- Sharma JN, Al-Omran A, Parvathy SS. Role of nitric oxide in inflammatory diseases. Inflammopharmacology. 2007;15(6):252-9.
- Harris CB, Chowanadisai W, Mishchuk DO, et al. Dietary pyrroloquinoline quinone (PQQ) alters indicators of inflammation and mitochondrial-related metabolism in human subjects. J Nutr Biochem. 2013;24(12):2076-84.
- Nakano M, Ubukata K, Yamamoto T, et al. Effect of pyrroloquinoline quinone (PQQ) on mental status of middle-aged and elderly persons. FOOD Style 21. 2009;13(7):50-3.

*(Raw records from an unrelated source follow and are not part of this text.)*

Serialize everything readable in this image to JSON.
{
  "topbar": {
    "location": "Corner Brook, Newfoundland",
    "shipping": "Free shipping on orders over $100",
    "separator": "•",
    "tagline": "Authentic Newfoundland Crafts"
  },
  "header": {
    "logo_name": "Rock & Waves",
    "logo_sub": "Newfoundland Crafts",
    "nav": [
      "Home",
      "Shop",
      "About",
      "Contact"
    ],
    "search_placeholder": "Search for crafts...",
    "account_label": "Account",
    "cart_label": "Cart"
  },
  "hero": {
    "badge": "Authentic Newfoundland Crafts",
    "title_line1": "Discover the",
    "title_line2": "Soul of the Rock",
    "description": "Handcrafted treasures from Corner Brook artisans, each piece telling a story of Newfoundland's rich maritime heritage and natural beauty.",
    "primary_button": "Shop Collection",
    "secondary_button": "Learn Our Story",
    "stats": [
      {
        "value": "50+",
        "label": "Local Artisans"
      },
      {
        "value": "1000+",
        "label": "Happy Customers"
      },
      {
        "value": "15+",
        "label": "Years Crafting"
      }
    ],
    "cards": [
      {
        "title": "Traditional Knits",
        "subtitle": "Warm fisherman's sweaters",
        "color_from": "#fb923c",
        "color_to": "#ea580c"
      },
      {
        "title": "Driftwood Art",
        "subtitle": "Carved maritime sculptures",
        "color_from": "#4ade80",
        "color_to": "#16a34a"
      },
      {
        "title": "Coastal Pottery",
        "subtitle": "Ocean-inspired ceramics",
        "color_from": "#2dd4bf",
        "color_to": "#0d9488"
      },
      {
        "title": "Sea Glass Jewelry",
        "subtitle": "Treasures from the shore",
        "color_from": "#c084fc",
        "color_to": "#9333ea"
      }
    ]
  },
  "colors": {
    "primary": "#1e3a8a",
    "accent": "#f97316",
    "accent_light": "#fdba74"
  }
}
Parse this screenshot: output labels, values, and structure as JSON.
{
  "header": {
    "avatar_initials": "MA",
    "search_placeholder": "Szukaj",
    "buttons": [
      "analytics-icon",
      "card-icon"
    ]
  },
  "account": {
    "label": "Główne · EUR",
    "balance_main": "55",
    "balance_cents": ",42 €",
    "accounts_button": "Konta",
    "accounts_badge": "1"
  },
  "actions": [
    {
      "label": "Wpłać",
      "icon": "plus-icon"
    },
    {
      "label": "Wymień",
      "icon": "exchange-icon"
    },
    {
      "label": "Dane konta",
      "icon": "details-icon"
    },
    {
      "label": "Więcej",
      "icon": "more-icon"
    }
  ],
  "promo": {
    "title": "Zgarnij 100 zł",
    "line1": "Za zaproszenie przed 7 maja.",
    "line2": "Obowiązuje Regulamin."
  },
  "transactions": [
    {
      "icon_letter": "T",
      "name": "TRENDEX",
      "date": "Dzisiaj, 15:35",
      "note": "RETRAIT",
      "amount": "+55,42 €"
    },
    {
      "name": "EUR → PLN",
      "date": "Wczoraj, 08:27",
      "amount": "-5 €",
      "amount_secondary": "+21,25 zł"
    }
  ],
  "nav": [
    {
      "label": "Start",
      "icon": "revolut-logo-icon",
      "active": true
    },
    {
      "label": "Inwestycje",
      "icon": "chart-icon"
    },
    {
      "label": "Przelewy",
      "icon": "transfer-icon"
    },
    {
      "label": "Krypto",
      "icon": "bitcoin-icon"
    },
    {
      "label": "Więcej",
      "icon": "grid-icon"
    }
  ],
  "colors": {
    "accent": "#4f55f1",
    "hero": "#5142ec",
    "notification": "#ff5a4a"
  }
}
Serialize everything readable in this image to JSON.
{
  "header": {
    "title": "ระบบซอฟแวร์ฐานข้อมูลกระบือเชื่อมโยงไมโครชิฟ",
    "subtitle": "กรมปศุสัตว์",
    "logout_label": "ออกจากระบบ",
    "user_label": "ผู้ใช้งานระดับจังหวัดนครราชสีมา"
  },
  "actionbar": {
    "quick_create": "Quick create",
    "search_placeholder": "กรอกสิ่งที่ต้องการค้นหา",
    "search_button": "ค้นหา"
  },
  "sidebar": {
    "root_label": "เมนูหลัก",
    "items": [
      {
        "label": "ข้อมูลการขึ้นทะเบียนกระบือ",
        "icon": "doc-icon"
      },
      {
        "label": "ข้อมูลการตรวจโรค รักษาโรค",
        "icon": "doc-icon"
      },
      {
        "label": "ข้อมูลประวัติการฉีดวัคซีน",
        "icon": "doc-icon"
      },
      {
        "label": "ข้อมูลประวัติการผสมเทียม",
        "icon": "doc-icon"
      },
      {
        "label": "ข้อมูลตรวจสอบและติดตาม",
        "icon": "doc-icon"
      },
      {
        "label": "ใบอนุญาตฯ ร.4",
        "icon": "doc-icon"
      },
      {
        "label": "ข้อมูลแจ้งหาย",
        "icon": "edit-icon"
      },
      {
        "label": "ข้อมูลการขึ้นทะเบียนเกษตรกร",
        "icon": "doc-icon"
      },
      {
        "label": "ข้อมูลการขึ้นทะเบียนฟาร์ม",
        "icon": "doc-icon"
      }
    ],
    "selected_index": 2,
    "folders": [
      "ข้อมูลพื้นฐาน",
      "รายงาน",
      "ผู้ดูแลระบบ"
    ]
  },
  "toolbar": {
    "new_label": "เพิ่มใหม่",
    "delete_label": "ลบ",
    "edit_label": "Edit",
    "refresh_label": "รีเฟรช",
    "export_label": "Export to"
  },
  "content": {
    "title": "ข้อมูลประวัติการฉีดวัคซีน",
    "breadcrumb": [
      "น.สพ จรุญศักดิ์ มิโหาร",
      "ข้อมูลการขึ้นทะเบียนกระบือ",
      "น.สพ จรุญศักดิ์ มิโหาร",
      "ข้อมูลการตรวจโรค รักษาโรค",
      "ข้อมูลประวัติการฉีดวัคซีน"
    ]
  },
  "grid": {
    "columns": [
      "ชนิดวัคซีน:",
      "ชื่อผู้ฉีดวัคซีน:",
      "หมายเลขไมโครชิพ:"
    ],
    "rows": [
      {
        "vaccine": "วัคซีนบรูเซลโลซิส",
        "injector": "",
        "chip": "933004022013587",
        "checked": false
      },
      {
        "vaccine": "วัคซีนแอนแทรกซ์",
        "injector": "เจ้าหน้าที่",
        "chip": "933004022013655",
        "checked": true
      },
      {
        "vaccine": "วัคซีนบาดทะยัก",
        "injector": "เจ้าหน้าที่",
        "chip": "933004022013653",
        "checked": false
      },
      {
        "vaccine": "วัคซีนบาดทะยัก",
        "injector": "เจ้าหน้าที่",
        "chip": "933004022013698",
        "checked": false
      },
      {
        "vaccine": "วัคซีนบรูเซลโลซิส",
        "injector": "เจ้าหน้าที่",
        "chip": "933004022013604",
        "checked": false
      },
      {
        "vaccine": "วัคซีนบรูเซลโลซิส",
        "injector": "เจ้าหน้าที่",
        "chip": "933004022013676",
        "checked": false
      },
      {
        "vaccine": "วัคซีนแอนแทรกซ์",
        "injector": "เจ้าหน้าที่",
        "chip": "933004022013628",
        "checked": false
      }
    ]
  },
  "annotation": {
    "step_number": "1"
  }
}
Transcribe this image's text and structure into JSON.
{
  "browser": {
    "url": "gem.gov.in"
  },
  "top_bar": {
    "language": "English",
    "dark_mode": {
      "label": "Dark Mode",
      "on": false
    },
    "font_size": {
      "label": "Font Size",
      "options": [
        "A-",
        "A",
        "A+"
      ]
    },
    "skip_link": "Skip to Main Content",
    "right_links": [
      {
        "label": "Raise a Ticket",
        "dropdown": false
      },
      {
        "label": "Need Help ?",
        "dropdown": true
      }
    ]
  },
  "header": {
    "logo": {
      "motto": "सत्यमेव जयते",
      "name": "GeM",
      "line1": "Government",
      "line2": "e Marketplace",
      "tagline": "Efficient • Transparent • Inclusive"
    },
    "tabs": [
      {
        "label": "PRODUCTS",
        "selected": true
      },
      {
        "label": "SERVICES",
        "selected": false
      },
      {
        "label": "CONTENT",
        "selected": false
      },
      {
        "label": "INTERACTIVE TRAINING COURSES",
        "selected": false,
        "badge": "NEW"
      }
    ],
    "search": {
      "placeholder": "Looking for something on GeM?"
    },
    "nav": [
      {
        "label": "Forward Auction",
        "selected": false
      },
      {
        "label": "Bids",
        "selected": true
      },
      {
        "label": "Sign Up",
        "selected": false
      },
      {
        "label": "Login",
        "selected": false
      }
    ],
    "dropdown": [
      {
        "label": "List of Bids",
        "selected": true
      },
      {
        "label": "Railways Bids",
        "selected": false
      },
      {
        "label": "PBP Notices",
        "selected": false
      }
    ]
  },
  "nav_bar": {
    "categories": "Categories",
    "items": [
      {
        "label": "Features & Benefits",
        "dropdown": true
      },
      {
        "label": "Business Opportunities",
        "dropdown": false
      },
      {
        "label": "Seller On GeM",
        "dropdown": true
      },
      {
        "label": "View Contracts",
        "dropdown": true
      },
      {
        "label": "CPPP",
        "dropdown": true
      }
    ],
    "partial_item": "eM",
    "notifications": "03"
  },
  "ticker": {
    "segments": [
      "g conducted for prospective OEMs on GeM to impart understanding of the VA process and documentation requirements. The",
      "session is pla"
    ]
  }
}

- Deparle LA, Gupta RC, Canerdy TD, et al. Efficacy and safety of glycosylated undenatured type-II collagen (UC-II) in therapy of arthritic dogs. J Vet Pharmacol Ther. 2005;28(4):385-90.
- D’Altilio M, Peal A, Alvey M, et al. Therapeutic Efficacy and Safety of Undenatured Type II Collagen Singly or in Combination with Glucosamine and Chondroitin in Arthritic Dogs. Toxicol Mech Methods. 2007;17(4):189-96.
- Gupta RC, Canerdy TD, Skaggs P, et al. Therapeutic efficacy of undenatured type-II collagen (UC-II) in comparison to glucosamine and chondroitin in arthritic horses. J Vet Pharmacol Ther. 2009;32(6):577-84.
- Crowley DC, Lau FC, Sharma P, et al. Safety and efficacy of undenatured type II collagen in the treatment of osteoarthritis of the knee: a clinical trial. Int J Med Sci. 2009;6(6):312-21.
- Safayhi H, Rall B, Sailer ER, et al. Inhibition by boswellic acids of human leukocyte elastase. J Pharmacol Exp Ther. 1997;281(1):460-3.
- Safayhi H, Sailer ER, Ammon HP. Mechanism of 5-lipoxygenase inhibition by acetyl-11-keto-beta-boswellic acid. Mol Pharmacol. 1995;47(6):1212-6.
- Sengupta K, Krishnaraju AV, Vishal AA, et al. Comparative efficacy and tolerability of 5-Loxin and aflapin against osteoarthritis of the knee: a double blind, randomized, placebo controlled clinical study. Int J Med Sci. 2010;7(6):366-77.
- Vishal AA, Mishra A, Raychaudhuri SP. A double blind, randomized, placebo controlled clinical study evaluates the early efficacy of aflapin in subjects with osteoarthritis of knee. Int J Med Sci. 2011;8(7):615-22.
- Chandran B, Goel A. A randomized, pilot study to assess the efficacy and safety of curcumin in patients with active rheumatoid arthritis. Phytother Res. 2012;26(11):1719-25.